There are many complications and nuances when it comes to any divorce or separation. Alimony and child custody are often factors, and details that one may not have even considered may come into play, such as relocation or the fine print of a prenuptial agreement. The primary legal focus of any separation or divorce, however, must be the agreement both parties commit to when ending the relationship.

A separation agreement is one of the necessary documents when processing a divorce in Massachusetts. It must be signed by both parties, and each signature must be notarized.
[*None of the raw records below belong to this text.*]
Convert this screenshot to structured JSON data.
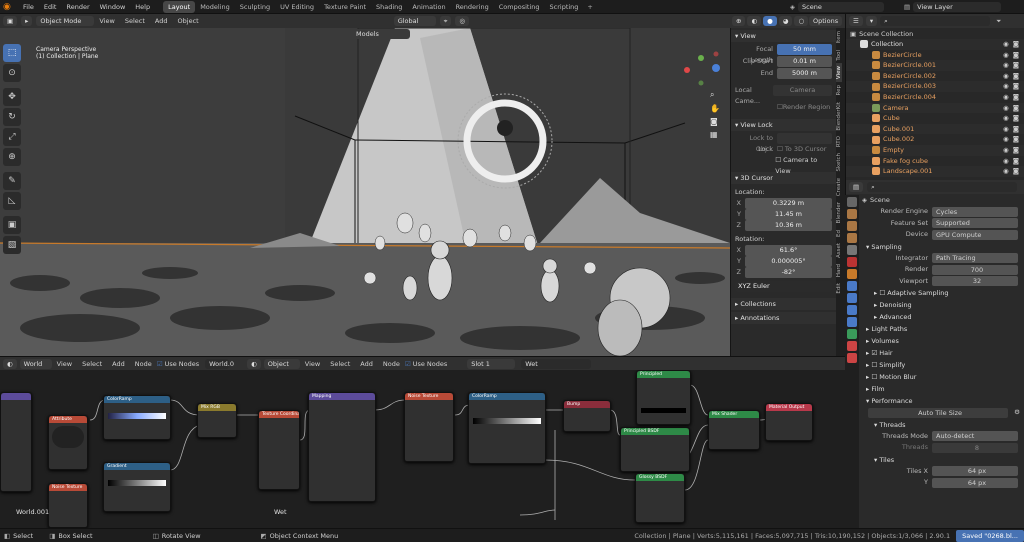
{
  "menus": [
    "File",
    "Edit",
    "Render",
    "Window",
    "Help"
  ],
  "workspaces": [
    "Layout",
    "Modeling",
    "Sculpting",
    "UV Editing",
    "Texture Paint",
    "Shading",
    "Animation",
    "Rendering",
    "Compositing",
    "Scripting"
  ],
  "active_workspace": "Layout",
  "scene_name": "Scene",
  "view_layer": "View Layer",
  "viewport": {
    "mode": "Object Mode",
    "menu": [
      "View",
      "Select",
      "Add",
      "Object"
    ],
    "orientation": "Global",
    "models_label": "Models",
    "options_label": "Options",
    "info_line1": "Camera Perspective",
    "info_line2": "(1) Collection | Plane"
  },
  "npanel": {
    "view_title": "View",
    "focal_label": "Focal Length",
    "focal_val": "50 mm",
    "clip_start_label": "Clip Start",
    "clip_start_val": "0.01 m",
    "end_label": "End",
    "end_val": "5000 m",
    "local_camera_label": "Local Came...",
    "camera_label": "Camera",
    "render_region": "Render Region",
    "view_lock_title": "View Lock",
    "lock_obj_label": "Lock to Obj...",
    "lock_label": "Lock",
    "to_3d_cursor": "To 3D Cursor",
    "camera_to_view": "Camera to View",
    "cursor_title": "3D Cursor",
    "location_label": "Location:",
    "loc": [
      {
        "axis": "X",
        "val": "0.3229 m"
      },
      {
        "axis": "Y",
        "val": "11.45 m"
      },
      {
        "axis": "Z",
        "val": "10.36 m"
      }
    ],
    "rotation_label": "Rotation:",
    "rot": [
      {
        "axis": "X",
        "val": "61.6°"
      },
      {
        "axis": "Y",
        "val": "0.000005°"
      },
      {
        "axis": "Z",
        "val": "-82°"
      }
    ],
    "rot_mode": "XYZ Euler",
    "collections": "Collections",
    "annotations": "Annotations",
    "tabs": [
      "Item",
      "Tool",
      "View",
      "Rep",
      "BlenderKit",
      "RTO",
      "Sketch",
      "Create",
      "Blender",
      "Ed",
      "Asset",
      "Hard",
      "Edit"
    ]
  },
  "outliner": {
    "title": "Scene Collection",
    "items": [
      {
        "name": "Collection",
        "color": "#e0e0e0",
        "icon": "collection"
      },
      {
        "name": "BezierCircle",
        "color": "#e8a060",
        "icon": "curve"
      },
      {
        "name": "BezierCircle.001",
        "color": "#e8a060",
        "icon": "curve"
      },
      {
        "name": "BezierCircle.002",
        "color": "#e8a060",
        "icon": "curve"
      },
      {
        "name": "BezierCircle.003",
        "color": "#e8a060",
        "icon": "curve"
      },
      {
        "name": "BezierCircle.004",
        "color": "#e8a060",
        "icon": "curve"
      },
      {
        "name": "Camera",
        "color": "#e8a060",
        "icon": "camera"
      },
      {
        "name": "Cube",
        "color": "#e8a060",
        "icon": "mesh"
      },
      {
        "name": "Cube.001",
        "color": "#e8a060",
        "icon": "mesh"
      },
      {
        "name": "Cube.002",
        "color": "#e8a060",
        "icon": "mesh"
      },
      {
        "name": "Empty",
        "color": "#e8a060",
        "icon": "empty"
      },
      {
        "name": "Fake fog cube",
        "color": "#e8a060",
        "icon": "mesh"
      },
      {
        "name": "Landscape.001",
        "color": "#e8a060",
        "icon": "mesh"
      }
    ]
  },
  "properties": {
    "scene_label": "Scene",
    "render_engine_label": "Render Engine",
    "render_engine": "Cycles",
    "feature_set_label": "Feature Set",
    "feature_set": "Supported",
    "device_label": "Device",
    "device": "GPU Compute",
    "sampling": "Sampling",
    "integrator_label": "Integrator",
    "integrator": "Path Tracing",
    "render_label": "Render",
    "render_samples": "700",
    "viewport_label": "Viewport",
    "viewport_samples": "32",
    "adaptive": "Adaptive Sampling",
    "denoising": "Denoising",
    "advanced": "Advanced",
    "light_paths": "Light Paths",
    "volumes": "Volumes",
    "hair": "Hair",
    "simplify": "Simplify",
    "motion_blur": "Motion Blur",
    "film": "Film",
    "performance": "Performance",
    "auto_tile": "Auto Tile Size",
    "threads": "Threads",
    "threads_mode_label": "Threads Mode",
    "threads_mode": "Auto-detect",
    "threads_label": "Threads",
    "threads_val": "8",
    "tiles": "Tiles",
    "tiles_x_label": "Tiles X",
    "tiles_x": "64 px",
    "tiles_y_label": "Y",
    "tiles_y": "64 px"
  },
  "node_editor": {
    "type": "World",
    "menu": [
      "View",
      "Select",
      "Add",
      "Node"
    ],
    "use_nodes": "Use Nodes",
    "world_name": "World.0",
    "object_label": "Object",
    "menu2": [
      "View",
      "Select",
      "Add",
      "Node"
    ],
    "use_nodes2": "Use Nodes",
    "slot": "Slot 1",
    "material": "Wet",
    "left_label": "World.001",
    "right_label": "Wet"
  },
  "nodes": [
    {
      "title": "Attribute",
      "color": "#b84a37"
    },
    {
      "title": "ColorRamp",
      "color": "#2d5f86"
    },
    {
      "title": "Gradient",
      "color": "#2d5f86"
    },
    {
      "title": "Mix RGB",
      "color": "#8a7a2d"
    },
    {
      "title": "Noise Texture",
      "color": "#b84a37"
    },
    {
      "title": "Texture Coordinate",
      "color": "#b84a37"
    },
    {
      "title": "Mapping",
      "color": "#5c4b9a"
    },
    {
      "title": "Noise Texture",
      "color": "#b84a37"
    },
    {
      "title": "ColorRamp",
      "color": "#2d5f86"
    },
    {
      "title": "Bump",
      "color": "#8a2d3b"
    },
    {
      "title": "Principled BSDF",
      "color": "#2e8a47"
    },
    {
      "title": "Glossy BSDF",
      "color": "#2e8a47"
    },
    {
      "title": "Mix Shader",
      "color": "#2e8a47"
    },
    {
      "title": "Material Output",
      "color": "#b8384a"
    },
    {
      "title": "Principled",
      "color": "#2e8a47"
    }
  ],
  "status": {
    "select": "Select",
    "box_select": "Box Select",
    "rotate_view": "Rotate View",
    "context_menu": "Object Context Menu",
    "stats": "Collection | Plane | Verts:5,115,161 | Faces:5,097,715 | Tris:10,190,152 | Objects:1/3,066 | 2.90.1",
    "saved": "Saved \"0268.bl..."
  }
}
The agreement should address certain criteria; among these are identification and location of parties, marital property, proper provisions for alimony (even if it is not requested by either party), custody, support and maintenance of any minor children, including education and health insurance.

Property additional to the home and other tangible belongings must also be addressed in the agreement. This includes any pension or retirement funds, benefit plans, securities, partnerships and any other real estate either party may own. The division of all of these factors must be discussed if parties have agreed to the distribution as part of the uncontested divorce. If the couple has any debt, the agreement should also include how the responsibility for repaying said debt will be divided.

Proper documentation is also key when obtaining a divorce. In Massachusetts, one must fill out different forms depending on if the divorce is contested. An uncontested divorce needs the following documentation upon filing in addition to the separation agreement:

  • Filing fee of $215.00 in the form of a bank or money order, no personal checks
  • A Joint Petition for Divorce
  • An R408 Form
  • A certified copy of the marriage certificate. This must be obtained from the city in which the couple was married.
  • An Affidavit attesting to Irretrievable Breakdown. An affidavit is a statement signed under the penalties of perjury setting forth the reasons why the marriage has suffered an irretrievable breakdown.
  • Financial Statements must be completed by both parties.
  • Worksheet for Child Support Guidelines if there are minor children of the marriage.
  • Affidavit Disclosing Care or Custody of a child, if there are any minor children of the marriage.
  • Trial Request Form

If one is filing a contested divorce, the steps are a little more complicated but proper documentation is also essential. A filing fee, complaint for divorce, financial statement and other legal documentation must be filed, and the defendant will be summoned has 20 days to answer the complaint. From there, temporary relief can be granted to the filing spouse and pre-trial hearings may be set up.

Whether the a fault or no fault contested divorce, the complaint for divorce must be filed along with proper documentation and if a separation agreement is needed, it must include the same information and provisions as an uncontested divorce. Though the process may seem daunting, it can run smoothly and efficiently if you are properly prepared. The above information as well as many resources provided by the Commonwealth of Massachusetts provides a great start, and the guidance of an experienced attorney ensures that you receive a fair process and outcome that you deserve. Contact our office today for a free initial consultation and see how the attorneys at P&P Law can help you through the divorce process.